MP James Cartlidge tweeted the news last week that Challs, which makes the well known ‘Buster’ sink unblocker among other products in Hadleigh, will be contacting Philips Avent’s HR office as they have vacancies. “Got to focus on what positive steps we can take,” he added.
Mr Lankester is hopeful that a lot of people losing their jobs will simply transfer from one company to another. “I’m hearing a lot of mood music on positive change,” he added. “In Norwich, we’ve just found out that House of Fraser will be staying in the city.”
And in Suffolk, around 100 jobs were saved yesterday in Sudbury when the distribution firm Prolog was rescued from collapse in a management buyout.
Mr Lankaster said that Brexit had not affected job figures yet, but thought that it would do if and when the UK pulls out of Europe.

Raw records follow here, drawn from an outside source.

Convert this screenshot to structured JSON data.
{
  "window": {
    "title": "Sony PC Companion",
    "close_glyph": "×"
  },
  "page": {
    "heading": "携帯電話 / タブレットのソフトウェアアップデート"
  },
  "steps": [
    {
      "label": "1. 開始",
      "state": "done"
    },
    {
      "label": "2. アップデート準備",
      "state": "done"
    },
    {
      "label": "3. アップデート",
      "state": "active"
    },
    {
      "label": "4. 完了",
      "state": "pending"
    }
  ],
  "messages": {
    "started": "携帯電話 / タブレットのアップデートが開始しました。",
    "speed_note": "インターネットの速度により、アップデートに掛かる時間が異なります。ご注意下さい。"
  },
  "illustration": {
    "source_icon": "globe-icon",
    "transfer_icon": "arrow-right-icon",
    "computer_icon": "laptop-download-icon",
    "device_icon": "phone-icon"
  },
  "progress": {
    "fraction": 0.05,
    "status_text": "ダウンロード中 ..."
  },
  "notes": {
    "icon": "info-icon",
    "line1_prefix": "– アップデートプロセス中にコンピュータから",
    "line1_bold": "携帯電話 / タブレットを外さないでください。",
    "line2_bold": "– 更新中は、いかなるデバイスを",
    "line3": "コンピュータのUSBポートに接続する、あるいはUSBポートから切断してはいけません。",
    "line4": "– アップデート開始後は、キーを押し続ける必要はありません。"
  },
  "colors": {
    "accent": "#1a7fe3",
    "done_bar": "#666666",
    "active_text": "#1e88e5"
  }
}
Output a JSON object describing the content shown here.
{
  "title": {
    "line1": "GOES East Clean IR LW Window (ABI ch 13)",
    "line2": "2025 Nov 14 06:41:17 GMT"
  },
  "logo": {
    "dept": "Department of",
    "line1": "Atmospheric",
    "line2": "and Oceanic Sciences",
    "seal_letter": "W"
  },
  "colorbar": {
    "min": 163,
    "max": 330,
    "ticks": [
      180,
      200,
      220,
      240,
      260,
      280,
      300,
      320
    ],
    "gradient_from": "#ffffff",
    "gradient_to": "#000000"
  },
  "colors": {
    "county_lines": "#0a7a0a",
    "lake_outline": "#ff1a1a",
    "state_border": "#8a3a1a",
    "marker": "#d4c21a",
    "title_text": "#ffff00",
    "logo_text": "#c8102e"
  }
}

“I think it will take some time for Brexit to have an effect,” he said. “We are looking at more and more vacancies that were taken by those people coming from Eastern Europe - field work, especially - and we have held think tanks on that issue.”